Sources have indicated to GamesIndustry.biz Germany that the territory is to receive units in the "maximum mid-five figure range." Larger branches of major retail chains are expected to receive around 100 consoles each.
By contrast, UK sources close to the matter have suggested that Nintendo may ship over 185,000 units here - which would be in excess of the original Sony PlayStation Portable's launch figures.
No numbers have been officially confirmed as yet, but a GAME spokeperson told GamesIndustry.biz that in the UK "There seems to be enough stock for launch - but if everybody who is excited about the product buys it, there probably will be stores (not just GAME or gamestation) that sell out."
In addition, "We're expecting queues for the launch of the 3DS, both for GAME and gamestation stories, when they open. The 3DS... has the potential for a huge following, and therefore a huge sell-through."
Germany, meanwhile, has seen little marketing for the handheld as yet, and retail sources claim to have had meagre data about stock expectations.
"Nintendo failed to give us any information about the initial shipment of 3DS," said a German buyer to GamesIndustry.biz Germany. "As usual with hardware launches, we are expecting less - rather than more - units on day one. We expect several phone conferences this week in which the initial shipment should be fixed."
Claimed another: "It is understandable that Nintendo is pretty quiet in marketing in order not to overheat expectations. They probably think that the initial shipment will be completely sold out to hardcore gamers who already know the product."
Meanwhile, Amazon.de has now limited 3DS orders to one per customer, although other retailers such as GameStop are yet to impose such limitations.
Thomas Adler, head of sales at major retail chain Media Markt Bayreuth did not expect a repeat of the long queues seen at the 3DS' Japanese launch, but "assume[d] that we have enough product."
"If we recall the launch of the DS, the sales began relatively slow," he continued. Then as now, he felt, "important titles are missing." Because of this, "the high fixed pricing and the competitive situation with the iPhone and iPad...I think this situation is very, very dangerous for Nintendo."
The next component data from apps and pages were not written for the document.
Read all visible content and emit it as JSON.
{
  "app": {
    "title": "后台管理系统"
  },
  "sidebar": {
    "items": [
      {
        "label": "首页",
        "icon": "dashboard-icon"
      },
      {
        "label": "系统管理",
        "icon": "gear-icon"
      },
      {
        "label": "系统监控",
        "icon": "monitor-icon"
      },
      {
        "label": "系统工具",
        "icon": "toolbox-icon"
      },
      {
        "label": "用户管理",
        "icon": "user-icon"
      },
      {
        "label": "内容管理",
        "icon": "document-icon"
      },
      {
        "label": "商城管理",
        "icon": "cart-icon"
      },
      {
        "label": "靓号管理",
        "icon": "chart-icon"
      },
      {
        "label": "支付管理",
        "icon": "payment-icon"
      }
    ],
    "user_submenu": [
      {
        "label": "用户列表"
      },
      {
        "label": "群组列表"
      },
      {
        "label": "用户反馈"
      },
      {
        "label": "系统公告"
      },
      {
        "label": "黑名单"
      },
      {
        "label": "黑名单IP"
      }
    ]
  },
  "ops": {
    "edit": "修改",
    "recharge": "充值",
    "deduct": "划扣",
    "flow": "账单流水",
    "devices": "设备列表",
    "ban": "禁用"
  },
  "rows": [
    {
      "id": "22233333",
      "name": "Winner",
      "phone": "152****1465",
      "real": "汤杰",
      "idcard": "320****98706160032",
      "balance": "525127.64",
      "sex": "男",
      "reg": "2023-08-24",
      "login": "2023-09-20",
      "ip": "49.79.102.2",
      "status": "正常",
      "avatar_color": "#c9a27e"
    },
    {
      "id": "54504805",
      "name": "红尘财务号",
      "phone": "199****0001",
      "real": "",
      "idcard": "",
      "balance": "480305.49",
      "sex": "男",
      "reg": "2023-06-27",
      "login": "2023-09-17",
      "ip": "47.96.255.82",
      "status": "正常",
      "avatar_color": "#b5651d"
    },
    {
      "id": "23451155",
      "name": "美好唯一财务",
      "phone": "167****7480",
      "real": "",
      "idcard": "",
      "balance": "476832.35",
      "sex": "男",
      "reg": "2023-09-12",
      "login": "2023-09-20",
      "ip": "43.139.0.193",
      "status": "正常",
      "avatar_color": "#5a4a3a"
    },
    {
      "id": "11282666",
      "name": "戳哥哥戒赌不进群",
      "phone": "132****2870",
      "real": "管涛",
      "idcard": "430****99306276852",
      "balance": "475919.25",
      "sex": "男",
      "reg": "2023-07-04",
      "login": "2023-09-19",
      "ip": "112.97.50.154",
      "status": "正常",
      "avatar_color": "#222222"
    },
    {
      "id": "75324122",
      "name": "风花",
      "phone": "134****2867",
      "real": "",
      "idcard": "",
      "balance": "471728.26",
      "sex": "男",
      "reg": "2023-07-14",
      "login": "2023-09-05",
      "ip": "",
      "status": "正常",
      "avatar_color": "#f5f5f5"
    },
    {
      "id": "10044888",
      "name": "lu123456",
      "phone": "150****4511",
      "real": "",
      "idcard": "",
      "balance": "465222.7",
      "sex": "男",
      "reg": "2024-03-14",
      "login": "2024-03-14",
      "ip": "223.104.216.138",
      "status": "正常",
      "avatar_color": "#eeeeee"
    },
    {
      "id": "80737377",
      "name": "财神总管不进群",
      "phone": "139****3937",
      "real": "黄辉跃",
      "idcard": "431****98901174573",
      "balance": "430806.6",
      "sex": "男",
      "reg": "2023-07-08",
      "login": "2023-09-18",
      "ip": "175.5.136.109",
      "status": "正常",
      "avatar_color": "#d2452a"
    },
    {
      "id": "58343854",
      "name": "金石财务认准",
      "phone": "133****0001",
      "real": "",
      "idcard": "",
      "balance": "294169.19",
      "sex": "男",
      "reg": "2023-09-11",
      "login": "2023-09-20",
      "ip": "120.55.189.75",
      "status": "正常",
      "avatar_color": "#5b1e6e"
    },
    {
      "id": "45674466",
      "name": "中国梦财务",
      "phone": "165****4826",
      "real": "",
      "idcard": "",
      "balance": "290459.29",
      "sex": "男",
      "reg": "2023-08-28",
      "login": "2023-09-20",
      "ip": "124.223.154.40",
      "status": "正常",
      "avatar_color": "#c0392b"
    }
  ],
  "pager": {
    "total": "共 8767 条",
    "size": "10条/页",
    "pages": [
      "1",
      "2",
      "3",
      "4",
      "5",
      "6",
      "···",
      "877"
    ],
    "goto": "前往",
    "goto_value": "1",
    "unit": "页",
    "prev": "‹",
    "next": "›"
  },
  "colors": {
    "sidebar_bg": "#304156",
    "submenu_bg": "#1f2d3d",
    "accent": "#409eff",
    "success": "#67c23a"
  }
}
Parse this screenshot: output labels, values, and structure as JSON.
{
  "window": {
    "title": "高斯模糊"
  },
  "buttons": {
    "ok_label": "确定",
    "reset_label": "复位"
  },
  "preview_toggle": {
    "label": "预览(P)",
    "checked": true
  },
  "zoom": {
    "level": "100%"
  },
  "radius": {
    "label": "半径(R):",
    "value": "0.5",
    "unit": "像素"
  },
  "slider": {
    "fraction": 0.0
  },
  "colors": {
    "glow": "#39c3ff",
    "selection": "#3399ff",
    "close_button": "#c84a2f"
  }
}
Nintendo's German office declined to give shipment numbers. What is confirmed is that the US and Europe will share 2.5 million consoles over March, with another 1.5 million going to Japan. Almost 400,000 of the latter have already been confirmed as sold.